The second-leading buyer was Lane Seliger as Baumann Stables. Seliger purchased the sale's highest-priced broodmare or broodmare prospect in Nereid. Seliger landed the Rock Hard Ten 5-year-old grade I-winning broodmare prospect for $1.3 million. Seliger purchased six horses (five broodmare or broodmare prospects and one racing or stallion prospect) for a total of $1,962,000.
Lane's End Farm, which consigned the Fares Farm Dispersal, finished as the leading consignor with 113 horses sold for $9,298,900.
The sale also saw a pair of the late Barbara Hunter's horses sell in half sister broodmare prospects Keertana, by Johar, who was purchased for $1 million by Denali Stud, agent; and Snow Top Mountain, by Najran, and in foal to Blame , who was landed for $950,000 by Audley Farm Equine.
Tony Lacy, of consignor Four Star Sales, agent for Hunter's Brownwood Farm and the bloodstock manager for Brownwood, said it was a bittersweet day when the two mares out of Motokiks, by Storm Cat, sold on the second day of the sale, Jan. 8.
"It's never really been a family that's been sold. It's an heirloom of Barbara's," Lacy said. "It's a credit to Barbara and her legacy. I'm very proud for her."
In the fifth and final session Jan. 11, one horse reached six figures as Greendale Bloodstock went to $100,000 to secure a Kitten's Joy colt. Consigned by Hill 'n' Dale Sales Agency, the newly turned yearling is out of the winning Stephen Got Even mare, Esther Got Even.

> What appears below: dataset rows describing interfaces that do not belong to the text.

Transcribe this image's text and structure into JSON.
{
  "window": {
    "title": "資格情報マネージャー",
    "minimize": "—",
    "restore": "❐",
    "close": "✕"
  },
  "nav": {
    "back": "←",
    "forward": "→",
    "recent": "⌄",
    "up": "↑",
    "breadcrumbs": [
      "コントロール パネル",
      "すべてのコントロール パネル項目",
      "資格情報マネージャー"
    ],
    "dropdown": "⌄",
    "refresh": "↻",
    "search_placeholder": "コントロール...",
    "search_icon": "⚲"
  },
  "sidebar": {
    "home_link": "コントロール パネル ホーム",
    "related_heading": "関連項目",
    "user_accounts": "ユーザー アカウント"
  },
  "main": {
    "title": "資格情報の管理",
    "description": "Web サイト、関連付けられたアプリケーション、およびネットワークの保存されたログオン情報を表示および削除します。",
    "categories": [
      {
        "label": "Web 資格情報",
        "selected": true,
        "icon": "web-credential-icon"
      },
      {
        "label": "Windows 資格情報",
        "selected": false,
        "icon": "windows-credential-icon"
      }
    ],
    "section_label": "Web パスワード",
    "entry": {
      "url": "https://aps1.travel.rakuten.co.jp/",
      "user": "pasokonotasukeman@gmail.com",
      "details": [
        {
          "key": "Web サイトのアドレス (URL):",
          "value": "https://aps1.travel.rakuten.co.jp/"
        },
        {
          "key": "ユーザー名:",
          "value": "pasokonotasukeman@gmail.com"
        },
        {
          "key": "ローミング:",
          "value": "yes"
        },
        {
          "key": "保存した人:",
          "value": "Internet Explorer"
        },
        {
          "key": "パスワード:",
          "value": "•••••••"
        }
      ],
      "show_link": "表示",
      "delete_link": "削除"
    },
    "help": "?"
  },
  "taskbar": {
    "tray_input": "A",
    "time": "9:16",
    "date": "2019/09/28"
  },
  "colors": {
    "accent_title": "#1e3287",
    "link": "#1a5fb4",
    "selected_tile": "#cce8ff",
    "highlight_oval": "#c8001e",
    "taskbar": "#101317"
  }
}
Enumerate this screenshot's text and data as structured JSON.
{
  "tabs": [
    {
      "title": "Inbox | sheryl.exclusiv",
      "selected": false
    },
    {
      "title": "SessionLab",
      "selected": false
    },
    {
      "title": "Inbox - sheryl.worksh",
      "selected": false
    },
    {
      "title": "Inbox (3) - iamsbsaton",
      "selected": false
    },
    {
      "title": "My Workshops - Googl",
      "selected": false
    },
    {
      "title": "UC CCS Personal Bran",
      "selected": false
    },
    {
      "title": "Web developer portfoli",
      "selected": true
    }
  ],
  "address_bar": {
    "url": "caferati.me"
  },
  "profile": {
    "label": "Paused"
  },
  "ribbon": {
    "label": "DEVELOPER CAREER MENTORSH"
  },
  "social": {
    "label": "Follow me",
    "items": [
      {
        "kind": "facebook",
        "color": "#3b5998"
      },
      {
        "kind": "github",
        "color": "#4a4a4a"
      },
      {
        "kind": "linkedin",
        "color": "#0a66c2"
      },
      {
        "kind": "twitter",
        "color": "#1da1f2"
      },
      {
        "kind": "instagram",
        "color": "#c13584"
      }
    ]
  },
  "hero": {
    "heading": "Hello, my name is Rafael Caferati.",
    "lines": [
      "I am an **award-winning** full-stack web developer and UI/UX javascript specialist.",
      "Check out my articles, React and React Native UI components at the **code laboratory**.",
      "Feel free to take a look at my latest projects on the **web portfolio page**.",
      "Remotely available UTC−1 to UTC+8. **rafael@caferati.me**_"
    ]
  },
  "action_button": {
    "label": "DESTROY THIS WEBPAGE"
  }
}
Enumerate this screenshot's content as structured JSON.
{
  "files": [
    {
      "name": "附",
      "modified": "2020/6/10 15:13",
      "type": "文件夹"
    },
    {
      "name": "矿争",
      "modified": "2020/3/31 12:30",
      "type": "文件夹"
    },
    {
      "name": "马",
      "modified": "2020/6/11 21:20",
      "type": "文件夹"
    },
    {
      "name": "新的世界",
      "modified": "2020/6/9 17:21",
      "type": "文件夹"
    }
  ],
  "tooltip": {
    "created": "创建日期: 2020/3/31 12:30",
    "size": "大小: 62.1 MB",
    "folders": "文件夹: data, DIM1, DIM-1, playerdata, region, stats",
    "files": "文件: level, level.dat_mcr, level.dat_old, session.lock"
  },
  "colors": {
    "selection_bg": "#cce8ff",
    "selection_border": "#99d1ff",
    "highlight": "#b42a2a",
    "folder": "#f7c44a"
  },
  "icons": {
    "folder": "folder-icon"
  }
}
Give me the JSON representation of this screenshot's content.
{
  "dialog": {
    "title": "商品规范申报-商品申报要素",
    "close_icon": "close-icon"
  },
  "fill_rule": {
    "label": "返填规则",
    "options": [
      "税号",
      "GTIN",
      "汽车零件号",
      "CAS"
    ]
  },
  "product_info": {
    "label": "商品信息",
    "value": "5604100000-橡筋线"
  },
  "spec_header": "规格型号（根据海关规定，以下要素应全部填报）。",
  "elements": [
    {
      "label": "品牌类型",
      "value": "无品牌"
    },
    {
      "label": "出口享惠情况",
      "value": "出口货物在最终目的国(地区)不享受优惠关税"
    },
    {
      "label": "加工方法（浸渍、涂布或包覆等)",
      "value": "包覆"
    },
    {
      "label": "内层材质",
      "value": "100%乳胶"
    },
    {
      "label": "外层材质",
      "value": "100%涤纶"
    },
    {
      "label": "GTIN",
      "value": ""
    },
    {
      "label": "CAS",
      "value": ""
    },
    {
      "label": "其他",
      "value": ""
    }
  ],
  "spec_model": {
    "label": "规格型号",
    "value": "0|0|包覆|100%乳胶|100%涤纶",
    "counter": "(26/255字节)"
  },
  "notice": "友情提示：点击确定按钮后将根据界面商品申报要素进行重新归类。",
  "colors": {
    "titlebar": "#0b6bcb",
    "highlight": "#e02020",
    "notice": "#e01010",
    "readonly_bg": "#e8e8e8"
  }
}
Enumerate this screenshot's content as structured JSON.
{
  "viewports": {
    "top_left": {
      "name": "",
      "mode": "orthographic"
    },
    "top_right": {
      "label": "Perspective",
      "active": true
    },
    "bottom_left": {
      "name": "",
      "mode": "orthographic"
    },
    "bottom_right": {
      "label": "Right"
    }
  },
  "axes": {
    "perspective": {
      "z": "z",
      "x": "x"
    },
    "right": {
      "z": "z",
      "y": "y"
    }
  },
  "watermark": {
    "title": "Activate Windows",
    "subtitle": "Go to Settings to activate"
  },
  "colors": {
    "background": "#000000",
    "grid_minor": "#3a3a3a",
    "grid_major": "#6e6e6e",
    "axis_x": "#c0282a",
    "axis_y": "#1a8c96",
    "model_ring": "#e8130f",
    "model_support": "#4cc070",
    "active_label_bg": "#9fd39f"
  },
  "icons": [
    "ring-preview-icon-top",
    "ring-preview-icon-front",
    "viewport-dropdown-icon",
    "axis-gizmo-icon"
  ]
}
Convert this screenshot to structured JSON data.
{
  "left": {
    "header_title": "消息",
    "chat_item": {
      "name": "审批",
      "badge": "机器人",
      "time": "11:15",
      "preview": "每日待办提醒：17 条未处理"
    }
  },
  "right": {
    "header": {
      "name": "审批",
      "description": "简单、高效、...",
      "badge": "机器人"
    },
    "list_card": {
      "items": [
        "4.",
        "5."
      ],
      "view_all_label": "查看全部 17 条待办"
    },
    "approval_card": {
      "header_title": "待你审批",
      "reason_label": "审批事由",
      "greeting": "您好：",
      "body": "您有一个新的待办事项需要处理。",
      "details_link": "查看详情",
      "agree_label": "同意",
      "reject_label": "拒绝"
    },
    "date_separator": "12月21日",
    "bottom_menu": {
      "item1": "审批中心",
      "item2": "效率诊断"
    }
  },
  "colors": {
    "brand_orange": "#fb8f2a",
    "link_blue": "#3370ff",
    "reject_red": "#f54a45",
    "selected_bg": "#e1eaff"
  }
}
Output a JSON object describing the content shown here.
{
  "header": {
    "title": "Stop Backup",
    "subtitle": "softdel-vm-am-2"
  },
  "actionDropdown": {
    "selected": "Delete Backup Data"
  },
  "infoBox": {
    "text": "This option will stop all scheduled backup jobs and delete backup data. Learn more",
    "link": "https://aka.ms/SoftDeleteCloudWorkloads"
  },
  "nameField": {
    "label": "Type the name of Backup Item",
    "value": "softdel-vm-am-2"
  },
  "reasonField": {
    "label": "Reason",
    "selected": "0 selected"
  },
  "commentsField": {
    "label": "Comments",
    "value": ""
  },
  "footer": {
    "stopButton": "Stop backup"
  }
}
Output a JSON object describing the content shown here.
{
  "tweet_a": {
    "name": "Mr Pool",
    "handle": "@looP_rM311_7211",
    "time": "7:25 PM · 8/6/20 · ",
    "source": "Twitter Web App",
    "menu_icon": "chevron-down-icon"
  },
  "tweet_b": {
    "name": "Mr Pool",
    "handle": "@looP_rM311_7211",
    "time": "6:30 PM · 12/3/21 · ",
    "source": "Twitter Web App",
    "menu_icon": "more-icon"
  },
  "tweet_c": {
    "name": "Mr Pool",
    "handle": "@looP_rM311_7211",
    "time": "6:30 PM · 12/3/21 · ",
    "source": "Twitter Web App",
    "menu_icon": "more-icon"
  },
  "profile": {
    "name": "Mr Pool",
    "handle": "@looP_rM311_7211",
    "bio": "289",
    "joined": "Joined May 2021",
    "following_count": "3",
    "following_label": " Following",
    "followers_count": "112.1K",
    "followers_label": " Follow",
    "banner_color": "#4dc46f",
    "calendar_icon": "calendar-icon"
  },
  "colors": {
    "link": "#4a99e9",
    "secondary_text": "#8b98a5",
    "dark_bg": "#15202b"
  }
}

The colt is a New York-bred.
During the fifth session, 181 horses sold for a total of $1,518,700, an average of $8,391, and a $4,000 median price. Last year's sale featured only four sessions.